COLUMBUS — After 35 independent gyms and fitness centers joined together to launch a lawsuit against Ohio Department of Health Director Dr. Amy Acton for continuing to enforce the closure of their facilities throughout the state, an Ohio Court of Common Pleas on Wednesday issued a directive prohibiting the Ohio Governor and Director of the Department of Health from “imposing or enforcing penalties solely for non-compliance with the director’s order” against gymnasiums, health clubs, fitness centers, gyms, and workout facilities.

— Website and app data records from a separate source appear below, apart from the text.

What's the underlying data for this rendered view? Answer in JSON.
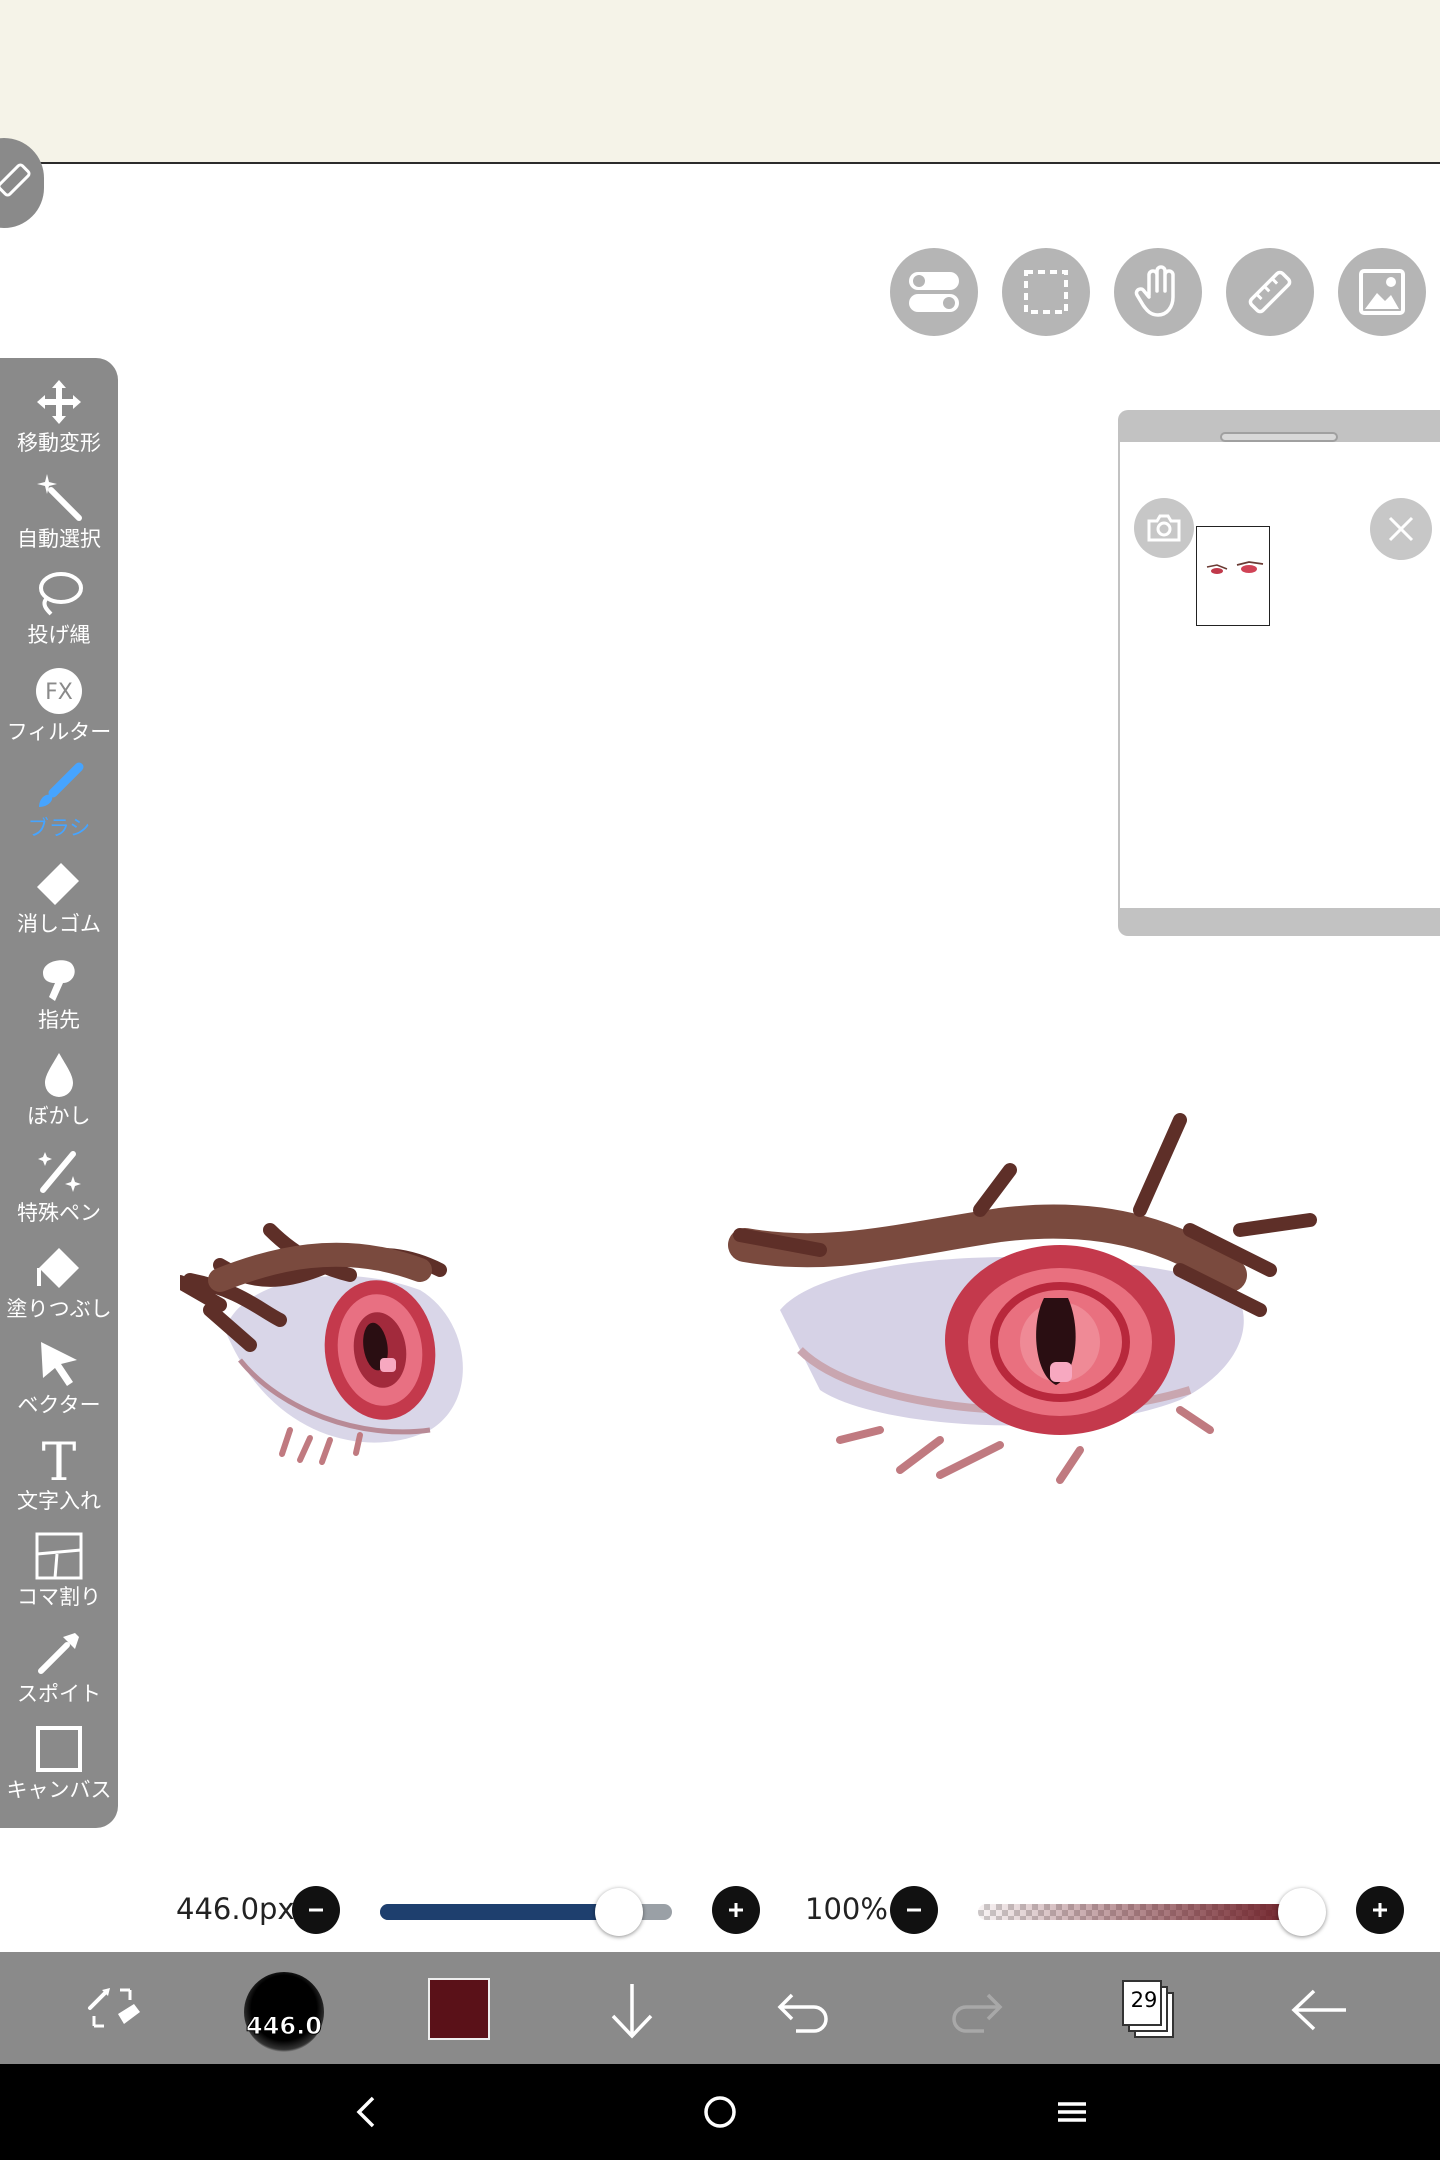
{
  "toolbar": {
    "tools": [
      {
        "id": "move",
        "label": "移動変形",
        "icon": "move-icon"
      },
      {
        "id": "magic-wand",
        "label": "自動選択",
        "icon": "magic-wand-icon"
      },
      {
        "id": "lasso",
        "label": "投げ縄",
        "icon": "lasso-icon"
      },
      {
        "id": "filter",
        "label": "フィルター",
        "icon": "fx-icon",
        "icon_text": "FX"
      },
      {
        "id": "brush",
        "label": "ブラシ",
        "icon": "brush-icon",
        "active": true
      },
      {
        "id": "eraser",
        "label": "消しゴム",
        "icon": "eraser-icon"
      },
      {
        "id": "smudge",
        "label": "指先",
        "icon": "finger-icon"
      },
      {
        "id": "blur",
        "label": "ぼかし",
        "icon": "droplet-icon"
      },
      {
        "id": "special-pen",
        "label": "特殊ペン",
        "icon": "sparkle-pen-icon"
      },
      {
        "id": "fill",
        "label": "塗りつぶし",
        "icon": "fill-icon"
      },
      {
        "id": "vector",
        "label": "ベクター",
        "icon": "cursor-icon"
      },
      {
        "id": "text",
        "label": "文字入れ",
        "icon": "text-icon",
        "icon_text": "T"
      },
      {
        "id": "frame",
        "label": "コマ割り",
        "icon": "frame-divider-icon"
      },
      {
        "id": "eyedropper",
        "label": "スポイト",
        "icon": "eyedropper-icon"
      },
      {
        "id": "canvas",
        "label": "キャンバス",
        "icon": "canvas-icon"
      }
    ]
  },
  "top_buttons": [
    "toggle-icon",
    "selection-icon",
    "hand-icon",
    "ruler-icon",
    "image-icon"
  ],
  "navigator": {
    "camera_icon": "camera-icon",
    "close_icon": "close-icon"
  },
  "brush_size": {
    "value_label": "446.0px",
    "level": 0.82
  },
  "opacity": {
    "value_label": "100%",
    "level": 1.0
  },
  "bottom_bar": {
    "brush_preview_label": "446.0",
    "color": "#5a1118",
    "layer_count": "29"
  },
  "colors": {
    "toolbar_bg": "#8a8a8a",
    "active_tool": "#46a4ff",
    "top_bar_bg": "#f5f3e8",
    "slider_fill": "#1e3f6e"
  }
}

The gyms were represented in their lawsuit by the 1851 Center for Constitutional Law, a non-profit law firm that describes its mission as being “dedicated to protecting the constitutional rights of Ohioans from government.”
The ruling by Judge Eugene Lucci of the Lake County Court of Common Pleas explains that private property rights are fundamental rights in Ohio, and that the Ohio Department of Health has both violated those rights and exceeded its own authority in “criminalizing lawful businesses, and imposing strict liability for violations, including severe criminal, civil, and equitable penalties.”
“The director has no statutory authority to close all businesses, including the plaintiffs’ gyms … She has acted in an impermissibly arbitrary, unreasonable, and oppressive manner without any procedural safeguards,” Judge Lucci wrote.
The ruling further criticizes the Department of Health’s insistence that “one unelected individual could exercise such unfettered power to force everyone to obey impermissibly vague rules without any legislative guidance.”
“Constitutions are written to prevent governments from arbitrarily interfering in citizens’ lives and businesses. On that front, the call to action is clear: the Governor and Health Director may no longer impose their own closures and regulations and write their own criminal penalties to enforce those regulations and closures,” Maurice Thompson, 1851 Center Executive Director, wrote in a press release.